Some children benefit from having their work space on their desk visually defined as well. As an example, if you have your classroom set up so that children sit at a table in groups of four, some children may need a visual aid to help them understand their work space. You .   Book a Training. Classroom Design Tips. By: Carmen Willings Updated Febru There are some considerations that you should make when arranging the classroom to accommodate for a student who is blind or visually impaired. arrange it, we want to mention again that the 10 critical components all work together to make your classroom a place where your students make progress and thrive.
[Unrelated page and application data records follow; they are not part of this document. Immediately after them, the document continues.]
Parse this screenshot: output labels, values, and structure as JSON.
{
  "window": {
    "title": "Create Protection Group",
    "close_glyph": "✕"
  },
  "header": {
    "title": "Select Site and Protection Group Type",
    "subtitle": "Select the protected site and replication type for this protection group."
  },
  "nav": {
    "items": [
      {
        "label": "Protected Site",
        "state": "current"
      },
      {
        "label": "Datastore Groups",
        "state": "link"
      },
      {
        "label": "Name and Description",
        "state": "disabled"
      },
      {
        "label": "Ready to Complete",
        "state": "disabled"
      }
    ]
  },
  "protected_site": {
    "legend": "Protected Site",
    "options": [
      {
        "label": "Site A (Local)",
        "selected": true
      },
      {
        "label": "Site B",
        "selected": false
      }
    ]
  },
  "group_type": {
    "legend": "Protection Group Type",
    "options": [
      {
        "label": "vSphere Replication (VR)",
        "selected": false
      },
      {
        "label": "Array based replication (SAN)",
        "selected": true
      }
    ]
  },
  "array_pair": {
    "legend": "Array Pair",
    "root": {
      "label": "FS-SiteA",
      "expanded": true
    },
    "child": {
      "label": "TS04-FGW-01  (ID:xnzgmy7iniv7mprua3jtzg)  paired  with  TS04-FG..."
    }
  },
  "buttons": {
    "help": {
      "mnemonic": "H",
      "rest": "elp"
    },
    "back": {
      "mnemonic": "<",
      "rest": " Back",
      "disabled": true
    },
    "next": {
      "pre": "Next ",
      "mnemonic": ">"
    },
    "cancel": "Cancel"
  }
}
This first component, physical arrangement of the classroom, is the jumping-off point because the classroom environment affects everything that happens there. Looking for more ideas on classroom design for special education classrooms? If you missed our Facebook Live chat you can catch the replay below. And check out our book on Designing Classroom Spaces. This is an affiliate link, which just means I make a small commission if you purchase but the cost is the same to you and obviously this is a.
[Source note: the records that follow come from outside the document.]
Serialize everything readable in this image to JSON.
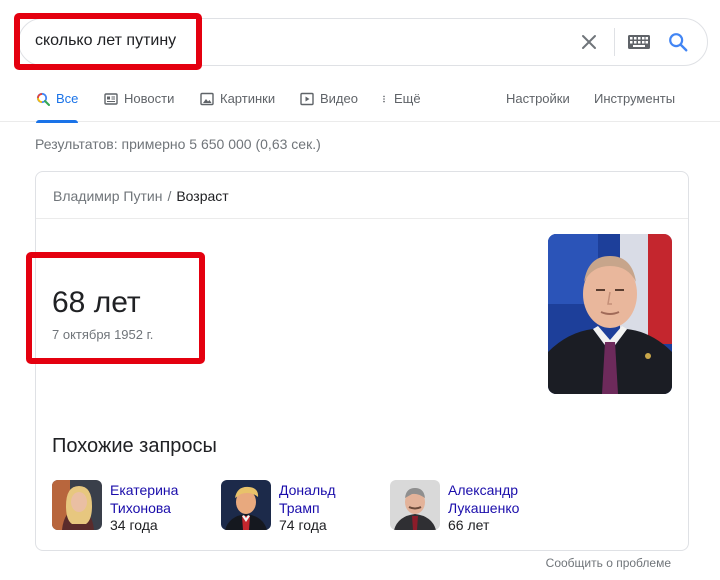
{
  "search": {
    "query": "сколько лет путину",
    "highlight_color": "#e4000f"
  },
  "tabs": [
    {
      "label": "Все",
      "icon": "search-multicolor-icon",
      "active": true
    },
    {
      "label": "Новости",
      "icon": "newspaper-icon"
    },
    {
      "label": "Картинки",
      "icon": "image-icon"
    },
    {
      "label": "Видео",
      "icon": "play-icon"
    },
    {
      "label": "Ещё",
      "icon": "more-vert-icon"
    },
    {
      "label": "Настройки"
    },
    {
      "label": "Инструменты"
    }
  ],
  "result_stats": "Результатов: примерно 5 650 000 (0,63 сек.)",
  "card": {
    "breadcrumb": {
      "parent": "Владимир Путин",
      "separator": "/",
      "current": "Возраст"
    },
    "age_value": "68 лет",
    "birth_date": "7 октября 1952 г.",
    "portrait_icon": "person-portrait-photo",
    "similar_title": "Похожие запросы",
    "similar": [
      {
        "line1": "Екатерина",
        "line2": "Тихонова",
        "age": "34 года"
      },
      {
        "line1": "Дональд",
        "line2": "Трамп",
        "age": "74 года"
      },
      {
        "line1": "Александр",
        "line2": "Лукашенко",
        "age": "66 лет"
      }
    ]
  },
  "feedback": "Сообщить о проблеме",
  "colors": {
    "accent": "#1a73e8",
    "link": "#1a0dab",
    "muted": "#70757a"
  }
}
arrangement, and the equipment available will either promote or impede quality care. Both the adults and the children should find the environment welcoming and comfortable. A well organized, conveniently arranged, and appropriately equipped classroom gives the caregiver more time for stimulating and supportive interactions with children. Arranging the classroom is not an easy task because it is a matter of accommodating 20 to 30 students and the teacher for as much as seven hours each day. This process can be simplified by considering the "Five Keys to Good Room Arrangement". Make classroom arrangement consistent with one's personal goals and activities.   More classroom arrangement ideas (including desk arrangements and detailed explanations of how to set up each area of your classroom) can be found in my book, The Cornerstone: Classroom Management That Makes Teaching More Effective, Efficient, and Enjoyable. We’d love to see your classroom photos!   She includes books that portray the cultural and language backgrounds of the children in the classroom. She keeps current issues of magazines for young children on an easy-to-reach shelf. Most of the books on the bookcases come from the classroom library, but others are part of a revolving collection of books that Ms. Coleman gets from the.